* _Work item_
Give all of the data below again exactly, and drop the images.

--- Source data ---

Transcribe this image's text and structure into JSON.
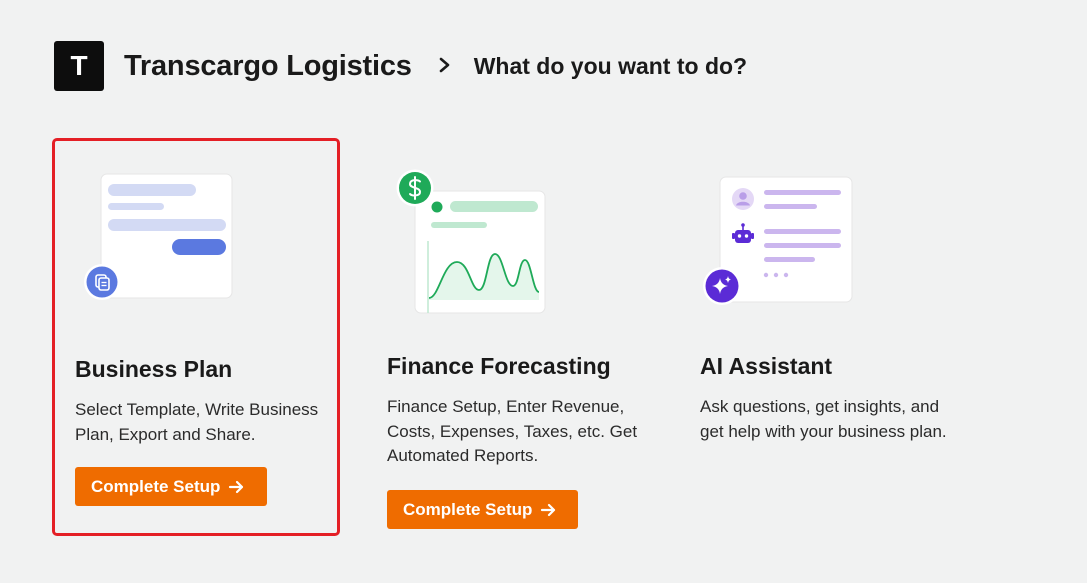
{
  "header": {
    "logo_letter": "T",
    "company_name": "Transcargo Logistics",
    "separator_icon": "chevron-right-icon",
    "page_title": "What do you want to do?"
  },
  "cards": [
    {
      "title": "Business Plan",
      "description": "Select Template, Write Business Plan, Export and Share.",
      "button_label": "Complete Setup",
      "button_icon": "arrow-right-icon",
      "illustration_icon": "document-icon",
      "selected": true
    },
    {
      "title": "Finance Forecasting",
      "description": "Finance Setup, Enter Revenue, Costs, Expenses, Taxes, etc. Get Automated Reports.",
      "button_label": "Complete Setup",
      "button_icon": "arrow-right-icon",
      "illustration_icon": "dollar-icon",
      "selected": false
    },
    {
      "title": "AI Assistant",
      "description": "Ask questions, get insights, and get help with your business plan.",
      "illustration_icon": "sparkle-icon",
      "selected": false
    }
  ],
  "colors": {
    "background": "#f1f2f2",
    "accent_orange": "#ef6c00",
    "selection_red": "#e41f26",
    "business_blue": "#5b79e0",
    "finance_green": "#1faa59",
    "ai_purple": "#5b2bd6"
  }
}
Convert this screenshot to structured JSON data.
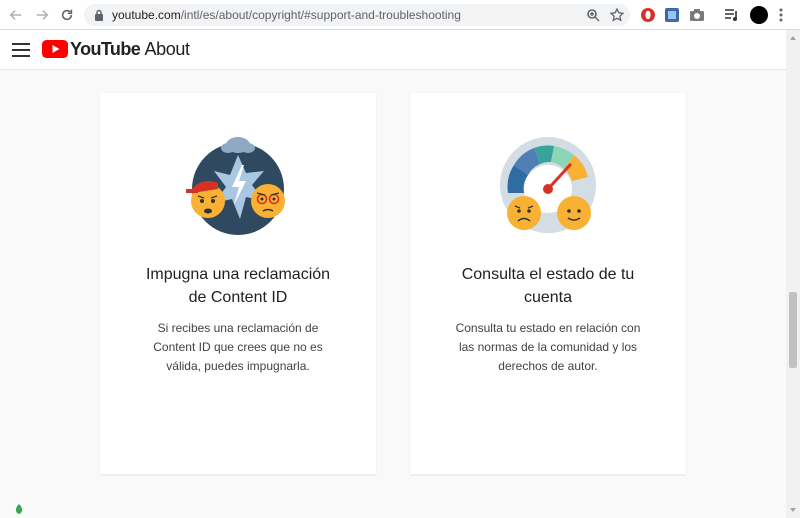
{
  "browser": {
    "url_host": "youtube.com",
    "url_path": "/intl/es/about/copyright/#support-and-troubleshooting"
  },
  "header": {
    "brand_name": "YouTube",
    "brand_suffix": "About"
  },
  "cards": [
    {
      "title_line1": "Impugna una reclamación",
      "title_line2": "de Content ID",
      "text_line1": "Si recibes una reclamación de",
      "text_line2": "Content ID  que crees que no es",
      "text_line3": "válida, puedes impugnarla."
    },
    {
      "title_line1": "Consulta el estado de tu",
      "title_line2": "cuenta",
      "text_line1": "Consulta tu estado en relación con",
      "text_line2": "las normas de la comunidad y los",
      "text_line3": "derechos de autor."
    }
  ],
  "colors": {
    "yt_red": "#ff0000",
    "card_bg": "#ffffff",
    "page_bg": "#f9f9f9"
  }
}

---

* _Task solution_
Transcribe this image's text and structure into JSON.
{
  "header": {
    "logo_letter": "T",
    "company_name": "Transcargo Logistics",
    "separator_icon": "chevron-right-icon",
    "page_title": "What do you want to do?"
  },
  "cards": [
    {
      "title": "Business Plan",
      "description": "Select Template, Write Business Plan, Export and Share.",
      "button_label": "Complete Setup",
      "button_icon": "arrow-right-icon",
      "illustration_icon": "document-icon",
      "selected": true
    },
    {
      "title": "Finance Forecasting",
      "description": "Finance Setup, Enter Revenue, Costs, Expenses, Taxes, etc. Get Automated Reports.",
      "button_label": "Complete Setup",
      "button_icon": "arrow-right-icon",
      "illustration_icon": "dollar-icon",
      "selected": false
    },
    {
      "title": "AI Assistant",
      "description": "Ask questions, get insights, and get help with your business plan.",
      "illustration_icon": "sparkle-icon",
      "selected": false
    }
  ],
  "colors": {
    "background": "#f1f2f2",
    "accent_orange": "#ef6c00",
    "selection_red": "#e41f26",
    "business_blue": "#5b79e0",
    "finance_green": "#1faa59",
    "ai_purple": "#5b2bd6"
  }
}
Convert this screenshot to structured JSON data.
{
  "browser": {
    "url_host": "youtube.com",
    "url_path": "/intl/es/about/copyright/#support-and-troubleshooting"
  },
  "header": {
    "brand_name": "YouTube",
    "brand_suffix": "About"
  },
  "cards": [
    {
      "title_line1": "Impugna una reclamación",
      "title_line2": "de Content ID",
      "text_line1": "Si recibes una reclamación de",
      "text_line2": "Content ID  que crees que no es",
      "text_line3": "válida, puedes impugnarla."
    },
    {
      "title_line1": "Consulta el estado de tu",
      "title_line2": "cuenta",
      "text_line1": "Consulta tu estado en relación con",
      "text_line2": "las normas de la comunidad y los",
      "text_line3": "derechos de autor."
    }
  ],
  "colors": {
    "yt_red": "#ff0000",
    "card_bg": "#ffffff",
    "page_bg": "#f9f9f9"
  }
}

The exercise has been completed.